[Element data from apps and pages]
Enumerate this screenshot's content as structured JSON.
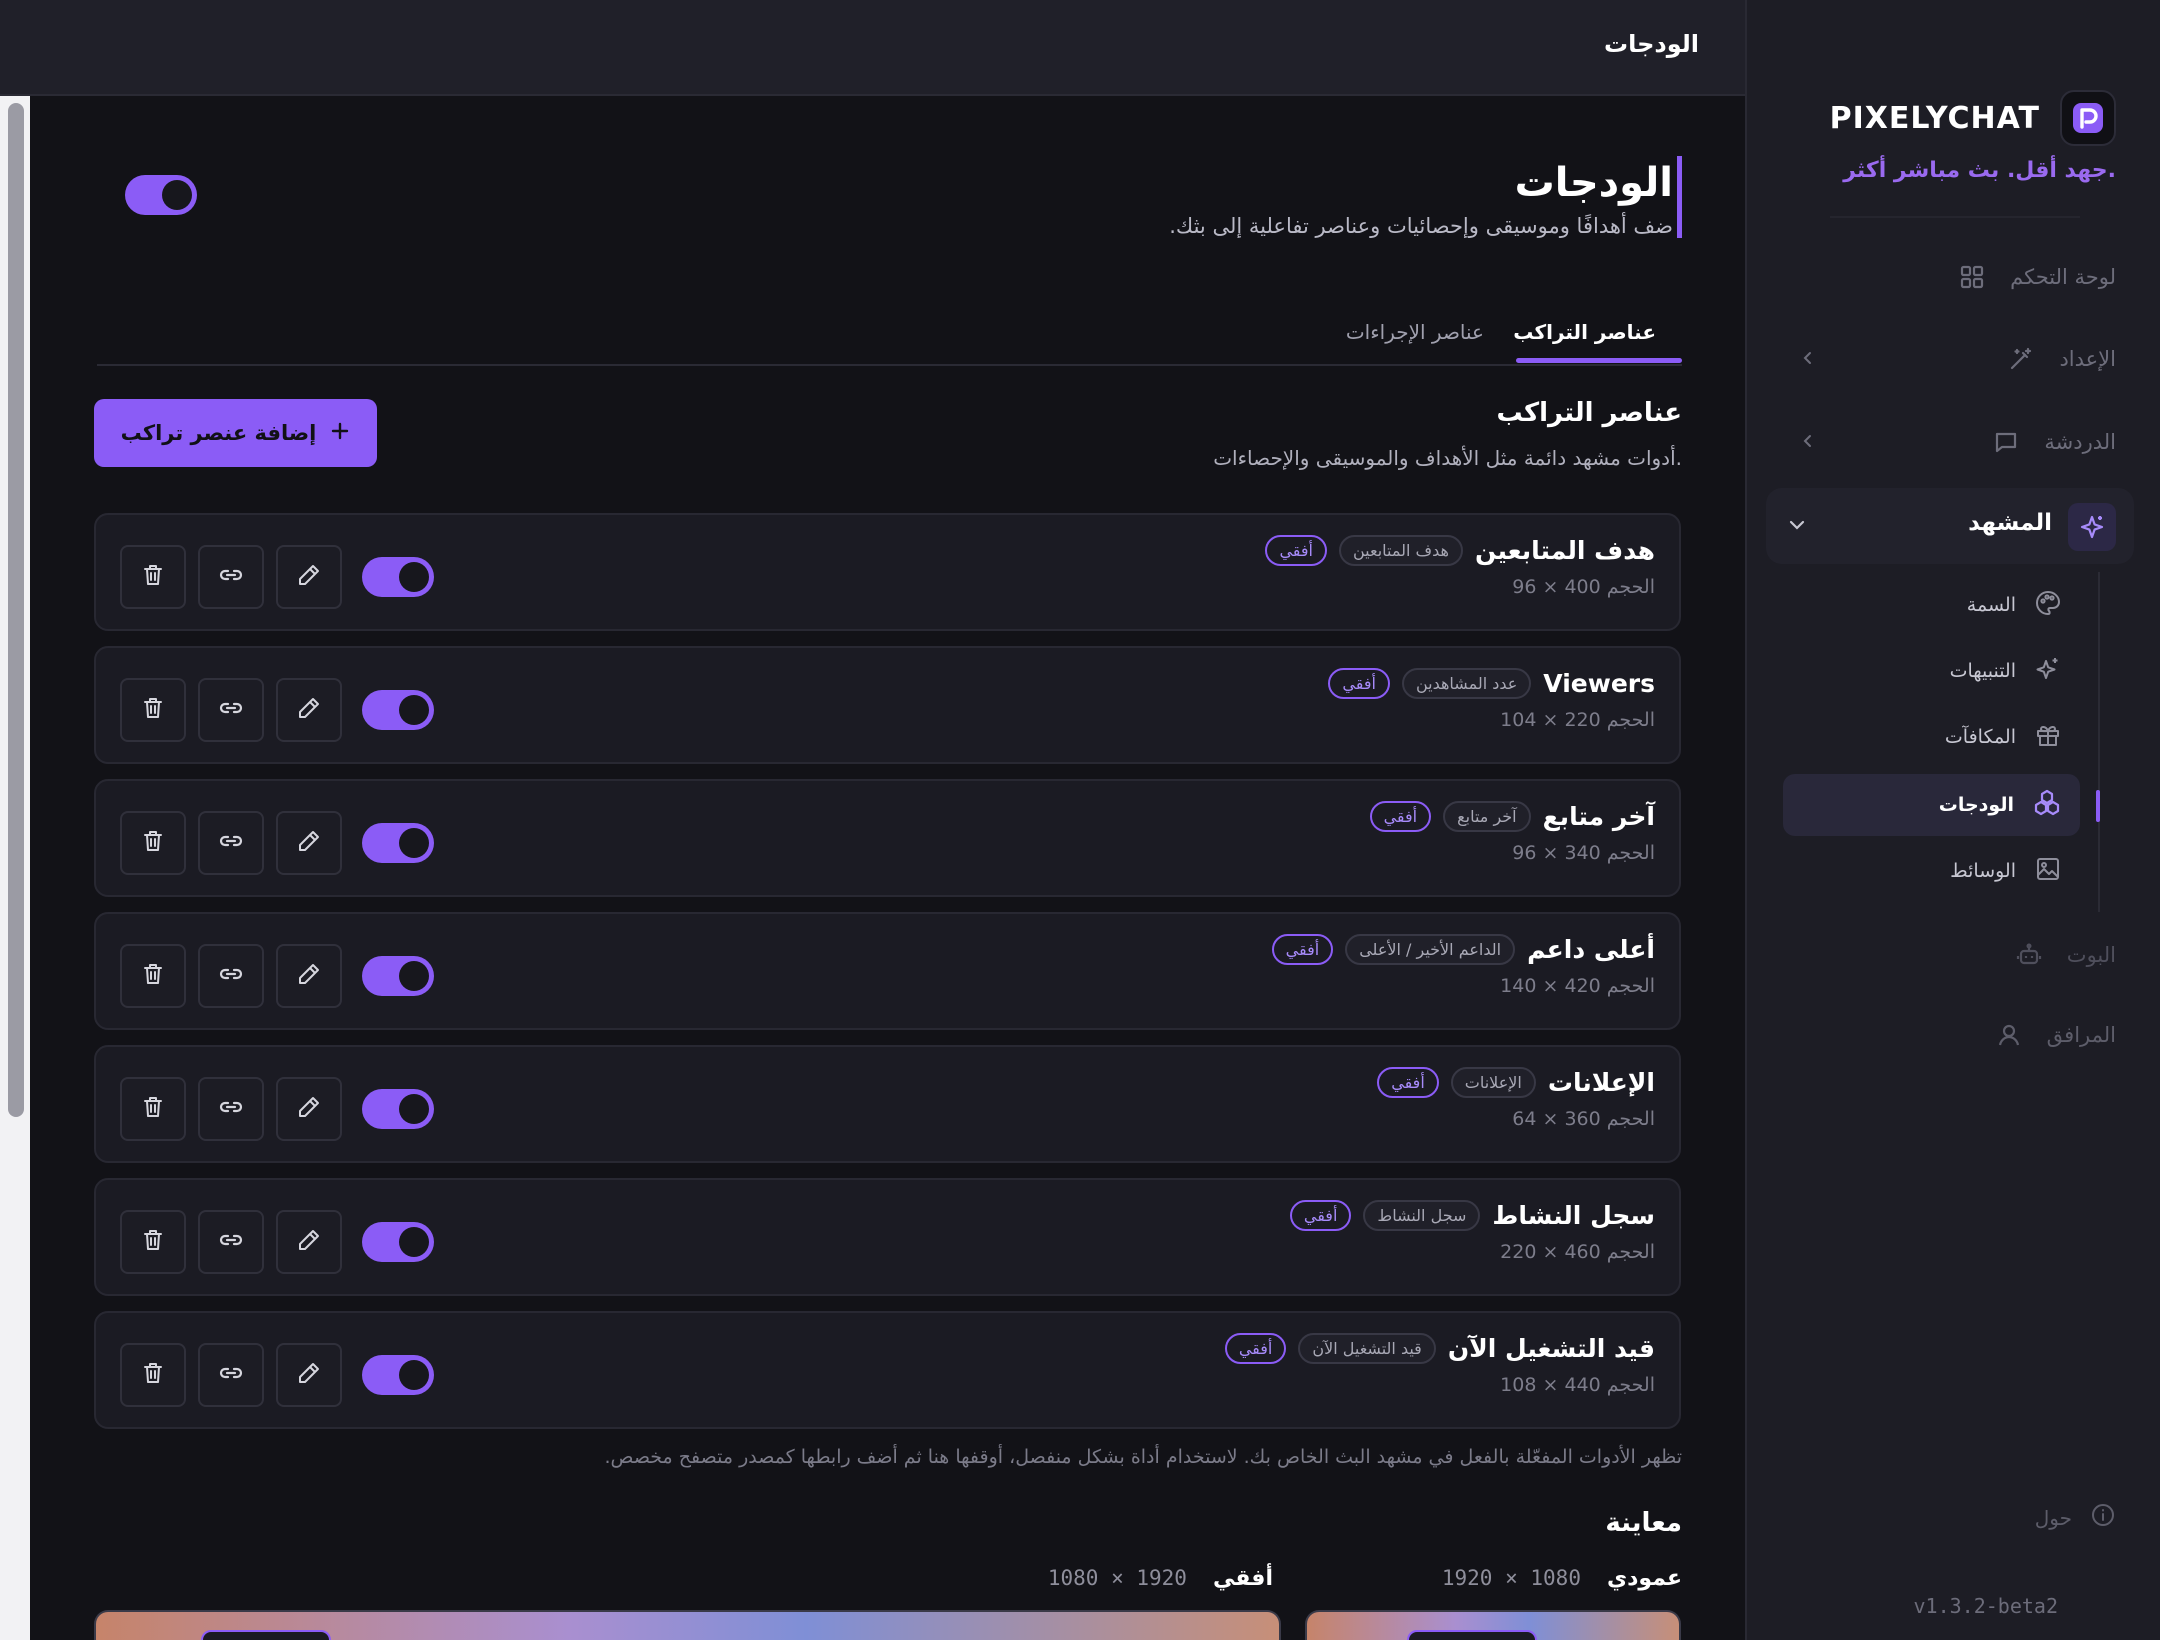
{
  "app": {
    "brand": "PIXELYCHAT",
    "tagline": "جهد أقل. بث مباشر أكثر.",
    "version": "v1.3.2-beta2",
    "accent": "#8b5cf6"
  },
  "topbar": {
    "title": "الودجات"
  },
  "sidebar": {
    "items": [
      {
        "label": "لوحة التحكم",
        "icon": "grid-icon"
      },
      {
        "label": "الإعداد",
        "icon": "wand-icon"
      },
      {
        "label": "الدردشة",
        "icon": "chat-icon"
      },
      {
        "label": "المشهد",
        "icon": "sparkle-icon"
      },
      {
        "label": "البوت",
        "icon": "bot-icon"
      },
      {
        "label": "المرافق",
        "icon": "user-icon"
      }
    ],
    "scene_sub": [
      {
        "label": "السمة",
        "icon": "palette-icon"
      },
      {
        "label": "التنبيهات",
        "icon": "sparkles-icon"
      },
      {
        "label": "المكافآت",
        "icon": "gift-icon"
      },
      {
        "label": "الودجات",
        "icon": "widgets-icon"
      },
      {
        "label": "الوسائط",
        "icon": "image-icon"
      }
    ],
    "about": "حول"
  },
  "page": {
    "title": "الودجات",
    "subtitle": "ضف أهدافًا وموسيقى وإحصائيات وعناصر تفاعلية إلى بثك.",
    "master_toggle": true
  },
  "tabs": {
    "overlay": "عناصر التراكب",
    "actions": "عناصر الإجراءات"
  },
  "section": {
    "title": "عناصر التراكب",
    "subtitle": "أدوات مشهد دائمة مثل الأهداف والموسيقى والإحصاءات.",
    "add_button": "إضافة عنصر تراكب"
  },
  "widgets": [
    {
      "name": "هدف المتابعين",
      "type": "هدف المتابعين",
      "orientation": "أفقي",
      "size": "الحجم 400 × 96",
      "enabled": true
    },
    {
      "name": "Viewers",
      "type": "عدد المشاهدين",
      "orientation": "أفقي",
      "size": "الحجم 220 × 104",
      "enabled": true
    },
    {
      "name": "آخر متابع",
      "type": "آخر متابع",
      "orientation": "أفقي",
      "size": "الحجم 340 × 96",
      "enabled": true
    },
    {
      "name": "أعلى داعم",
      "type": "الداعم الأخير / الأعلى",
      "orientation": "أفقي",
      "size": "الحجم 420 × 140",
      "enabled": true
    },
    {
      "name": "الإعلانات",
      "type": "الإعلانات",
      "orientation": "أفقي",
      "size": "الحجم 360 × 64",
      "enabled": true
    },
    {
      "name": "سجل النشاط",
      "type": "سجل النشاط",
      "orientation": "أفقي",
      "size": "الحجم 460 × 220",
      "enabled": true
    },
    {
      "name": "قيد التشغيل الآن",
      "type": "قيد التشغيل الآن",
      "orientation": "أفقي",
      "size": "الحجم 440 × 108",
      "enabled": true
    }
  ],
  "note": "تظهر الأدوات المفعّلة بالفعل في مشهد البث الخاص بك. لاستخدام أداة بشكل منفصل، أوقفها هنا ثم أضف رابطها كمصدر متصفح مخصص.",
  "preview": {
    "title": "معاينة",
    "vertical": {
      "label": "عمودي",
      "dims": "1080 × 1920"
    },
    "horizontal": {
      "label": "أفقي",
      "dims": "1920 × 1080"
    }
  }
}
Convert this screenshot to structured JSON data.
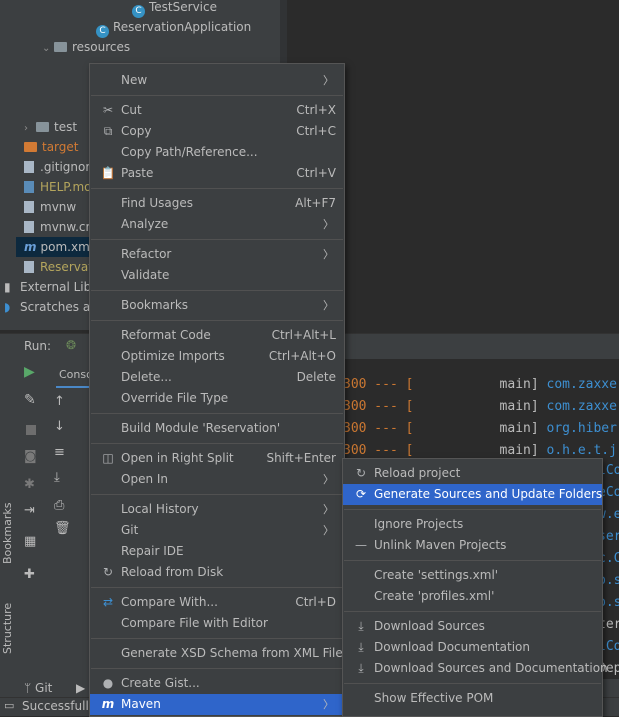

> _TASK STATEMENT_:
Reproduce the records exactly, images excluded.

> _OUTPUT_:
Enumerate this screenshot's content as structured JSON.
{
  "app": {
    "brand": "PIXELYCHAT",
    "tagline": "جهد أقل. بث مباشر أكثر.",
    "version": "v1.3.2-beta2",
    "accent": "#8b5cf6"
  },
  "topbar": {
    "title": "الودجات"
  },
  "sidebar": {
    "items": [
      {
        "label": "لوحة التحكم",
        "icon": "grid-icon"
      },
      {
        "label": "الإعداد",
        "icon": "wand-icon"
      },
      {
        "label": "الدردشة",
        "icon": "chat-icon"
      },
      {
        "label": "المشهد",
        "icon": "sparkle-icon"
      },
      {
        "label": "البوت",
        "icon": "bot-icon"
      },
      {
        "label": "المرافق",
        "icon": "user-icon"
      }
    ],
    "scene_sub": [
      {
        "label": "السمة",
        "icon": "palette-icon"
      },
      {
        "label": "التنبيهات",
        "icon": "sparkles-icon"
      },
      {
        "label": "المكافآت",
        "icon": "gift-icon"
      },
      {
        "label": "الودجات",
        "icon": "widgets-icon"
      },
      {
        "label": "الوسائط",
        "icon": "image-icon"
      }
    ],
    "about": "حول"
  },
  "page": {
    "title": "الودجات",
    "subtitle": "ضف أهدافًا وموسيقى وإحصائيات وعناصر تفاعلية إلى بثك.",
    "master_toggle": true
  },
  "tabs": {
    "overlay": "عناصر التراكب",
    "actions": "عناصر الإجراءات"
  },
  "section": {
    "title": "عناصر التراكب",
    "subtitle": "أدوات مشهد دائمة مثل الأهداف والموسيقى والإحصاءات.",
    "add_button": "إضافة عنصر تراكب"
  },
  "widgets": [
    {
      "name": "هدف المتابعين",
      "type": "هدف المتابعين",
      "orientation": "أفقي",
      "size": "الحجم 400 × 96",
      "enabled": true
    },
    {
      "name": "Viewers",
      "type": "عدد المشاهدين",
      "orientation": "أفقي",
      "size": "الحجم 220 × 104",
      "enabled": true
    },
    {
      "name": "آخر متابع",
      "type": "آخر متابع",
      "orientation": "أفقي",
      "size": "الحجم 340 × 96",
      "enabled": true
    },
    {
      "name": "أعلى داعم",
      "type": "الداعم الأخير / الأعلى",
      "orientation": "أفقي",
      "size": "الحجم 420 × 140",
      "enabled": true
    },
    {
      "name": "الإعلانات",
      "type": "الإعلانات",
      "orientation": "أفقي",
      "size": "الحجم 360 × 64",
      "enabled": true
    },
    {
      "name": "سجل النشاط",
      "type": "سجل النشاط",
      "orientation": "أفقي",
      "size": "الحجم 460 × 220",
      "enabled": true
    },
    {
      "name": "قيد التشغيل الآن",
      "type": "قيد التشغيل الآن",
      "orientation": "أفقي",
      "size": "الحجم 440 × 108",
      "enabled": true
    }
  ],
  "note": "تظهر الأدوات المفعّلة بالفعل في مشهد البث الخاص بك. لاستخدام أداة بشكل منفصل، أوقفها هنا ثم أضف رابطها كمصدر متصفح مخصص.",
  "preview": {
    "title": "معاينة",
    "vertical": {
      "label": "عمودي",
      "dims": "1080 × 1920"
    },
    "horizontal": {
      "label": "أفقي",
      "dims": "1920 × 1080"
    }
  }
}
Convert this screenshot to structured JSON data.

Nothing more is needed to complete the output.